If evangelicals were to approach their theologies of religions as people informed by missiological dynamics, a whole new arena for thinking theologically might open up. Up to now, of course, evangelical theologies have been fixated on identifying if other religions are truly revelatory or authentically salvific. By this of course, the question is whether people of other faiths can be saved as evangelicals understand salvation. The answers have been neatly categorized accordingly: exclusivists deny that other religions can save; inclusivists are not sure if other religions save but insist that if yes, other religionists are still redeemed by the work of Jesus Christ; and pluralists (of which there are few, if any, self-identified evangelicals) believe that people are saved according to faithful participation in their own religious way of life. But such exclusivist-inclusivist-pluralist responses still are our efforts to categorize and classify all so-called non-Christians, as if being able to pronounce objective judgment on the complexities of their traditions and practices, not to mention individualized expressions within these so-called religions.
The approach I am recommending here turns the tables and asks us what we ought to think about the religions in light of our practical response to them and in light of our relationship with them. More to the point, this is not only a matter of formulating right beliefs based on the status quo of practices, nor is it about the mere articulation of a theology of others. Instead, it asks if our beliefs and practices are still flexible enough, pliable enough, to be transformed within the hermeneutical circle of theological reflection and missional engagement with and in the presence of others. While not minimizing the issue of the salvation of others, what is foregrounded here is our own conversion. Just as Peter went to Cornelius to proclaim the gospel but found his own horizons of understanding to have been challenged and turned upside down instead, might the interfaith moment bring about our own change of heart and mind as well? This is not to say that we might not still be concerned to share the good news of Christian faith in Jesus Christ. It is to say that such sharing includes moments in which we experience transformation by the Spirit of Jesus in and through our interacting with, relating to, and encountering others whose fundamental commitments differ from ours. For such to happen, our missional practices must be rich, and our theological formulation supple, but with both anchored by depths and liberating breadths that can welcome the other even as such welcome enables the truth, beauty, and goodness of the gospel to leave its divinely intended mark.

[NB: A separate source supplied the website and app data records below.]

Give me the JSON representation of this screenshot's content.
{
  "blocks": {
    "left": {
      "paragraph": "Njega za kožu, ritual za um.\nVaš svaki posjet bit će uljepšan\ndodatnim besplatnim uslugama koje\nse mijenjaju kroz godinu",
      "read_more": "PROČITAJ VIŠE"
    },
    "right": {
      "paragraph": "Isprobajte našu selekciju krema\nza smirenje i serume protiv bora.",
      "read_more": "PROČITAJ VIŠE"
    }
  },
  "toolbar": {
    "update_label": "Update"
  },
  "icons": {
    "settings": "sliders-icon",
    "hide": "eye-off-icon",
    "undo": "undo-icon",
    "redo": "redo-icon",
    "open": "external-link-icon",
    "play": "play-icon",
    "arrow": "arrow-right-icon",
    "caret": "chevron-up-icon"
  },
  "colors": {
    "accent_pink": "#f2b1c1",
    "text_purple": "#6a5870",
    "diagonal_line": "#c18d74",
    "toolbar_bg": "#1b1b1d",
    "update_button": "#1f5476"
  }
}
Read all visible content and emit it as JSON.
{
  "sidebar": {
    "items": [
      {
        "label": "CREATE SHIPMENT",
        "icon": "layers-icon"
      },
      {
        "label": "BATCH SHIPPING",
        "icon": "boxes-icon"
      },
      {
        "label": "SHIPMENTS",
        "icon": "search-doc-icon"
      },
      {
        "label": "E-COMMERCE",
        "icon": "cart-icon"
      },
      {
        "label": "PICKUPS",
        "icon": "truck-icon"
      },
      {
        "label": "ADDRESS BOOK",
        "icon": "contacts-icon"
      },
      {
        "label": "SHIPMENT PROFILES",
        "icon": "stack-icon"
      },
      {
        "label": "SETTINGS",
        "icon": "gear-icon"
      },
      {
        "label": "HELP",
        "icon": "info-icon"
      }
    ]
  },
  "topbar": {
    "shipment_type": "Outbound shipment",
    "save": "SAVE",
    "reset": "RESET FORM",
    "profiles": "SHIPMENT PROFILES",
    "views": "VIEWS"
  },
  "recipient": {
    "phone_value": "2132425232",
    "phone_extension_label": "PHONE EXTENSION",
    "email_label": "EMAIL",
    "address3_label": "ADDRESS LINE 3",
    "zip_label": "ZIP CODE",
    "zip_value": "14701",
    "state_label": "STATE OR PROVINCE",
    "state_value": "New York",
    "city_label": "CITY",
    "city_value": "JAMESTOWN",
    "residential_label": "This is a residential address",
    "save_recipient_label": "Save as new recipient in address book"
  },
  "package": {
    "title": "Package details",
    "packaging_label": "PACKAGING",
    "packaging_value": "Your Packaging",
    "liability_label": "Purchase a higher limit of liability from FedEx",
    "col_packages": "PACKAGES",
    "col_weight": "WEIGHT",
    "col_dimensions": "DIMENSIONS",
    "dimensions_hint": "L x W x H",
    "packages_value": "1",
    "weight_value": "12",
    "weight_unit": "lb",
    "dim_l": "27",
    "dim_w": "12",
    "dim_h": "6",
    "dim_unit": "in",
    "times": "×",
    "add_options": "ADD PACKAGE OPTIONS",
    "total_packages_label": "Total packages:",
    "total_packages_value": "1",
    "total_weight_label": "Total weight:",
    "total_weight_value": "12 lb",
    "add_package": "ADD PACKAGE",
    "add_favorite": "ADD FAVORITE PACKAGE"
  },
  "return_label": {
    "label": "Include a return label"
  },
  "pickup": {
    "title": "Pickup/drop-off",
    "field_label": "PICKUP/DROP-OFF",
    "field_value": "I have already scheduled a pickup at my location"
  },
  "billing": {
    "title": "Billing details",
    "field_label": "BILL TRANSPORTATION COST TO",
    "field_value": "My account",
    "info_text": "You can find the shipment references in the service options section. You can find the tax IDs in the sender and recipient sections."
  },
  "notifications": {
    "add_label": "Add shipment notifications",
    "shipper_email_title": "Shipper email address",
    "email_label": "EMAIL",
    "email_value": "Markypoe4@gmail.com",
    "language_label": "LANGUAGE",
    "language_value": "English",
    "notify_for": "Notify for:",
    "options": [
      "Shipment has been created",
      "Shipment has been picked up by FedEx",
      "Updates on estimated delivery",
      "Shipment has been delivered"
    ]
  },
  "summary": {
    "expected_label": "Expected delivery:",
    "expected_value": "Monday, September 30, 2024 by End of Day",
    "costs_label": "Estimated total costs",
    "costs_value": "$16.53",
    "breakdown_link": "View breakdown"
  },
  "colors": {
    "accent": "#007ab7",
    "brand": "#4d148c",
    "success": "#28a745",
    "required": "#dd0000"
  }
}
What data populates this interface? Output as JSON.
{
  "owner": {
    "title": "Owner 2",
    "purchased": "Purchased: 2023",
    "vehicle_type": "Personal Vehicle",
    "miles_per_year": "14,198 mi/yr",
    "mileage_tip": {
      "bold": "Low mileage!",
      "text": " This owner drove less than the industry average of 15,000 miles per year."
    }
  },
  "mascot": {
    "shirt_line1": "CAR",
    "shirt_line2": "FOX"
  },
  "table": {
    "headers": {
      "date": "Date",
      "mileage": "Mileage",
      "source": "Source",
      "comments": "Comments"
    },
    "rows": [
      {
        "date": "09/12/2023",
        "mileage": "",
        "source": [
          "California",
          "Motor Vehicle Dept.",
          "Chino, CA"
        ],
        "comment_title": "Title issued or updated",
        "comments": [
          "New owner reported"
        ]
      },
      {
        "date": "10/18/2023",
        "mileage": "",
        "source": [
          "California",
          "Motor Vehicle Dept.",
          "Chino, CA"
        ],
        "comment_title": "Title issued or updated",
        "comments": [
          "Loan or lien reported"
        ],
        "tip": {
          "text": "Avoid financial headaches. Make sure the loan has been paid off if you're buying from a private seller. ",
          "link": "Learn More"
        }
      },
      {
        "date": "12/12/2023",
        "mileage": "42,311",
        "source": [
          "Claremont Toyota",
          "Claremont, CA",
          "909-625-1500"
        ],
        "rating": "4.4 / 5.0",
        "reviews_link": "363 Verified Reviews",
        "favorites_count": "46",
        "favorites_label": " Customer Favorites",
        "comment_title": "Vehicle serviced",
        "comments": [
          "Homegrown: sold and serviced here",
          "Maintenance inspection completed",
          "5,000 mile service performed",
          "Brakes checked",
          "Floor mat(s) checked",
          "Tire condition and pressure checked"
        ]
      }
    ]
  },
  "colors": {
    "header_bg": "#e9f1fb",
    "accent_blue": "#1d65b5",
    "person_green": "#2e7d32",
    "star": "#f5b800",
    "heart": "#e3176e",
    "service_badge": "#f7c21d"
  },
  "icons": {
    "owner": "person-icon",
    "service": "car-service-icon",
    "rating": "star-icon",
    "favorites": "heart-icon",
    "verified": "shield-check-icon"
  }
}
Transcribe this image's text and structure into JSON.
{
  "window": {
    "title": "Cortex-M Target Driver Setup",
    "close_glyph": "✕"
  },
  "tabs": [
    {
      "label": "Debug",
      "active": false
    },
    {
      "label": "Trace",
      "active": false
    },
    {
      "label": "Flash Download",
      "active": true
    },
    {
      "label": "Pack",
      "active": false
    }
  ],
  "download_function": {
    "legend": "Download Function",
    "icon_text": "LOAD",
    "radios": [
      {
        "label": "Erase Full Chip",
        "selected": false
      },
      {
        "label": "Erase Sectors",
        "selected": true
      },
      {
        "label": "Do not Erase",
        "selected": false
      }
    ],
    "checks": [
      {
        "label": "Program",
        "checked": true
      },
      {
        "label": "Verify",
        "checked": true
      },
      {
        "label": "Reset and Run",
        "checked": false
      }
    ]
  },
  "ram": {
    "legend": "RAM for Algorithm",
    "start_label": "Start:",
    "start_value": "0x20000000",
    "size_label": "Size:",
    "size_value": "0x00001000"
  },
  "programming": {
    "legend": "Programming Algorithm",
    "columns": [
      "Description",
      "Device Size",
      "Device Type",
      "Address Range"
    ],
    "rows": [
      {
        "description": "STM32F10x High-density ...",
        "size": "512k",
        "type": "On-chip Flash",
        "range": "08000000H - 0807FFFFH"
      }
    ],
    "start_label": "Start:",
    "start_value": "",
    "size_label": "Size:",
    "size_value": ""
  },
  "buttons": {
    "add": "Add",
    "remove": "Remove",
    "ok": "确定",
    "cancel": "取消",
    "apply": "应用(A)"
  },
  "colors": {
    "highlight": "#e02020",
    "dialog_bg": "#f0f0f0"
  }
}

Note: The preceding expands on my “Missiology and Mission Theology in an Interfaith World: A (Humble) Manifesto,” Evangelical Interfaith Dialogue.